Millie Ringold was a gold prospector, boarding house proprietor, and long-time resident of the Yogo mining district in the Little Belt Mountains of central Montana. According to the 1900 census, Millie Ringold—whose names are variously spelled Molly, Ringo, and Ringgold—was born a slave in 1845 in Virginia. By the 1870s she … Read MoreMillie Ringold (1845-1906)

The Colored Citizen, Helena, Montana (1894)

The Colored Citizen published weekly in Helena, Montana, for a little over two months during the electoral campaign season, September to November 1894. The paper proclaimed its purpose to become “the mouthpiece . . . to educate the public to a full appreciation of our [African Americans in … Read MoreThe Colored Citizen, Helena, Montana (1894)

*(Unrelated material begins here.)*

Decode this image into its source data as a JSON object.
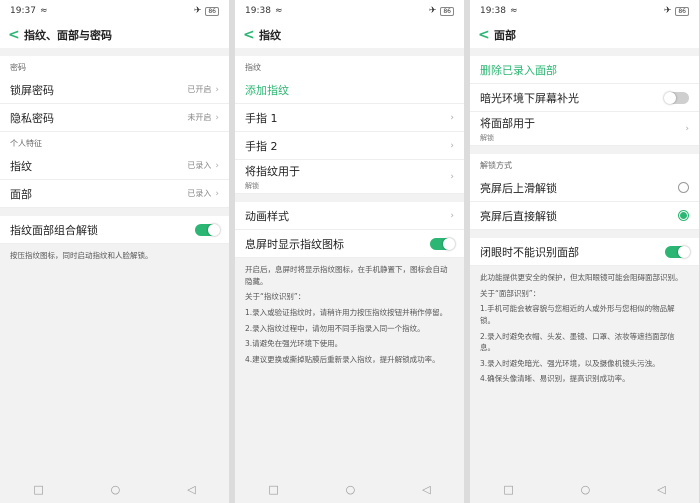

Taylor Emmanuel Gordon (1893-1971)

Taylor Emmanuel Gordon was born in 1893 in White Sulphur Springs, Montana, one of six children of a cook and a laundress.  He is best known for his career as a singer in the Harlem Renaissance in the 1920s.  After leaving Montana in 1910 for a job in Minnesota, … Read MoreTaylor Emmanuel Gordon (1893-1971)

Robert Morris, Sr (1823–1882)

Robert Morris became one of the first black lawyers in United States after being admitted to the Massachusetts bar in 1847. Morris was born in Salem, Massachusetts on June 8, 1823.   At an early age, Morris had some formal education at Master Dodge’s School in Salem.  With the agreement … Read MoreRobert Morris, Sr (1823–1882)

Freedmen’s Hospital/Howard University Hospital (1862– )

Image Ownership: Public Domain The Freedmen’s Hospital was founded in 1862 in Washington, D.C.  It was the first hospital of its kind to aid in the medical treatment of former slaves.  Later it became the major hospital for the African American community in Washington, D.C.  The … Read MoreFreedmen’s Hospital/Howard University Hospital (1862– )

Thomas Day (1801—ca.1861)

Image Ownership: Public domain Thomas Day, master cabinetmaker and entrepreneur, was born in 1801 in Dinwiddie County in southern Virginia to free African American parents. He had an outstanding career and achieved remarkable social standing during the state’s antebellum period. By 1850, he operated the largest furniture business … Read MoreThomas Day (1801—ca.1861)